I see a lot of parenting articles that float around on the Internet about how all but the person who posted the story are terrible parents for various parent-child routines (birth plan, attachment parenting, nursing, parent-led sleep issues, baby-led weaning, TV-watching, dog fighting, diapering, potty training, JFK, blown away). It’s very important to absorb every other parents’ judgment of you and adapt what works best for your child to what works best for someone else’s child’s parent. Otherwise your kid will grow up to be a horrible, unhealthy person who leaves trash in his/her wake. I’m not sure how our own parents managed to raise us without Internet acquaintances telling them what to do.
JK. I sometimes feel self-conscious about choices we’ve made as parents, but my kid is happy, smart, and gives lots of hugs, so you can’t tell me I’ve gone wrong somewhere, with the exception that I often do not have tissues or napkins handy and her face is covered in goo. That is clearly something that I have done that has made an impact, although a temporary one, on my child. But I recently bought pocket tissue packs and stuffed my purse and her diaper bag with tissues and snacks, so I’m pretty confident right now about my parenting.
Whenever I get worked up about possibly messing up, I remember that people my age with young children were raised completely different from how we raise our children, and as adults we don’t stop and say “this went wrong in my life because I had to cry myself to sleep as a baby” (well, I guess you could say that). It wasn’t until I was pregnant that I had any idea how my parents treated us as babies. It turns out, they treated us as best as they could, which is what any decent person does.

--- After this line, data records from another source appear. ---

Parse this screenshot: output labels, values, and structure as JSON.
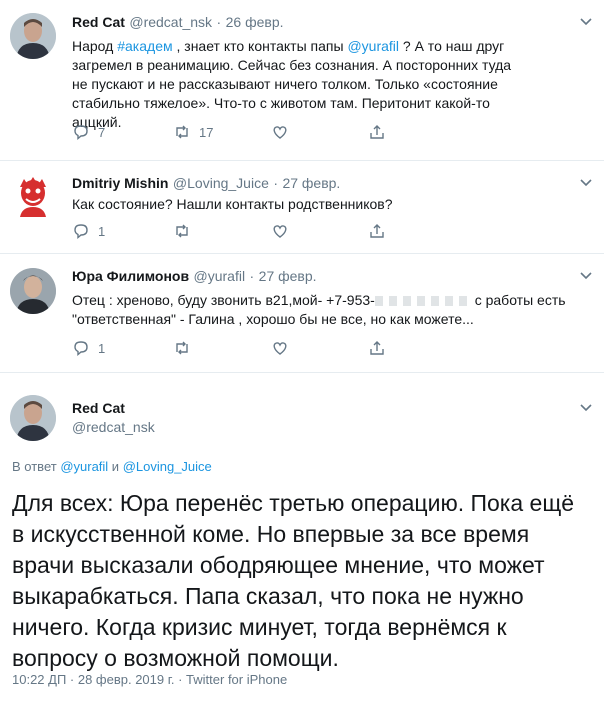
{
  "tweets": [
    {
      "name": "Red Cat",
      "handle": "@redcat_nsk",
      "date": "26 февр.",
      "text_parts": {
        "p1": "Народ ",
        "hashtag": "#академ",
        "p2": " , знает кто контакты папы ",
        "mention": "@yurafil",
        "p3": " ? А то наш друг загремел в реанимацию. Сейчас без сознания. А посторонних туда не пускают и не рассказывают ничего толком. Только «состояние стабильно тяжелое». Что-то с животом там. Перитонит какой-то аццкий."
      },
      "replies": "7",
      "retweets": "17",
      "likes": ""
    },
    {
      "name": "Dmitriy Mishin",
      "handle": "@Loving_Juice",
      "date": "27 февр.",
      "text": "Как состояние? Нашли контакты родственников?",
      "replies": "1",
      "retweets": "",
      "likes": ""
    },
    {
      "name": "Юра Филимонов",
      "handle": "@yurafil",
      "date": "27 февр.",
      "text_line1": "Отец : хреново, буду звонить в21,мой- +7-953-",
      "text_line1_end": " с работы есть",
      "text_line2": "\"ответственная\" - Галина , хорошо бы не все, но как можете...",
      "replies": "1",
      "retweets": "",
      "likes": ""
    }
  ],
  "main": {
    "name": "Red Cat",
    "handle": "@redcat_nsk",
    "reply_prefix": "В ответ ",
    "reply_user1": "@yurafil",
    "reply_and": " и ",
    "reply_user2": "@Loving_Juice",
    "text": "Для всех: Юра перенёс третью операцию. Пока ещё в искусственной коме. Но впервые за все время врачи высказали ободряющее мнение, что может выкарабкаться. Папа сказал, что пока не нужно ничего. Когда кризис минует, тогда вернёмся к вопросу о возможной помощи.",
    "meta": "10:22 ДП · 28 февр. 2019 г. · Twitter for iPhone"
  },
  "colors": {
    "link": "#1b95e0",
    "secondary": "#657786",
    "text": "#14171a",
    "divider": "#e6ecf0"
  }
}
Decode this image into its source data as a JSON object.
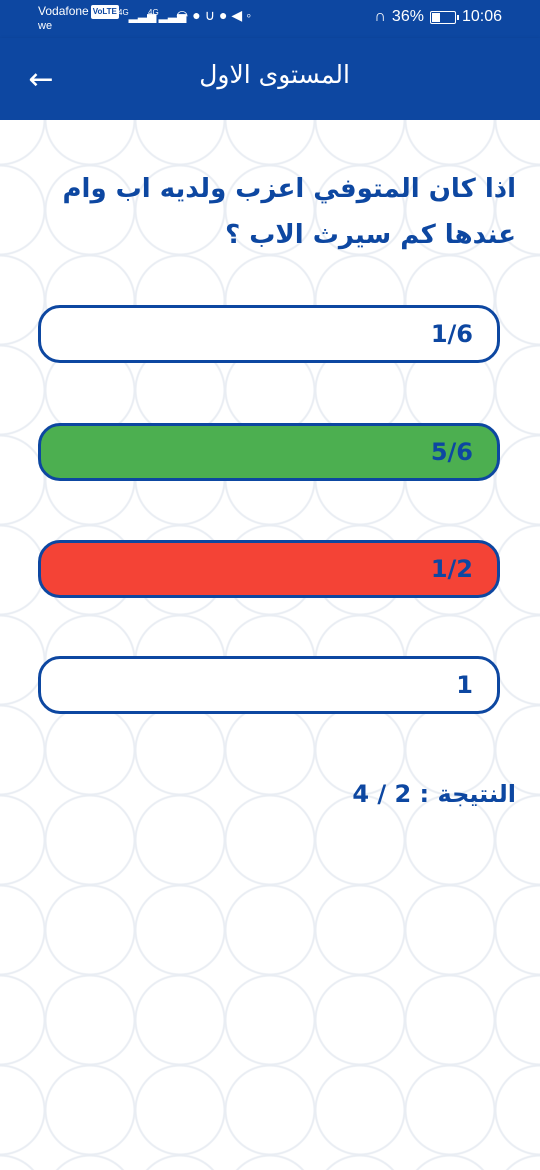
{
  "status_bar": {
    "carrier": "Vodafone",
    "volte": "VoLTE",
    "carrier_sub": "we",
    "signal_1": "4G",
    "signal_2": "4G",
    "battery": "36%",
    "time": "10:06"
  },
  "app_bar": {
    "title": "المستوى الاول"
  },
  "question": {
    "text": "اذا كان المتوفي اعزب ولديه اب وام عندها كم سيرث الاب ؟"
  },
  "options": [
    {
      "label": "1/6",
      "state": "default",
      "color": "#ffffff"
    },
    {
      "label": "5/6",
      "state": "correct",
      "color": "#4caf50"
    },
    {
      "label": "1/2",
      "state": "wrong",
      "color": "#f44336"
    },
    {
      "label": "1",
      "state": "default",
      "color": "#ffffff"
    }
  ],
  "score": {
    "label": "النتيجة : 2 / 4"
  },
  "colors": {
    "primary": "#0d47a1",
    "correct": "#4caf50",
    "wrong": "#f44336"
  }
}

Although don’t bring up my teeth to my mom because I think she feels really bad that I spent half of my childhood at the dentist (I don’t even HAVE those teeth anymore, Mom, don’t worry about it).
While I wholly support things that make babies/toddlers/children feel secure and happy, it doesn’t stop or end with one specific element of parenting. And you’re never going to know how you were as a parent until years later when your child is an adult and is interviewed on a podcast, probably Marc Maron’s WTF ,where he always asks about parents. The people who you would want your children to emulate all say that their parents were supportive and communicative. I’m sure there are many ways to get there, not entirely dependent on where your child slept as an infant (unless dog bed – that lands your kid on Mental Illness Happy Hour).
Yes, this was all a ruse so that I could recommend podcasts again. My associate is the only person I know who listens to them, and we only sometimes listen to the same ones (we talk about Kulap and Howard of “Who Charted,” as if they are pals). Even though I don’t see any friends enough that podcasts would come up in our catching up conversations, it would be nice to know that I’m not the only one listening to a particularly good episode of the Bugle or something. So, listen to podcasts, unless you want to be a terrible parent.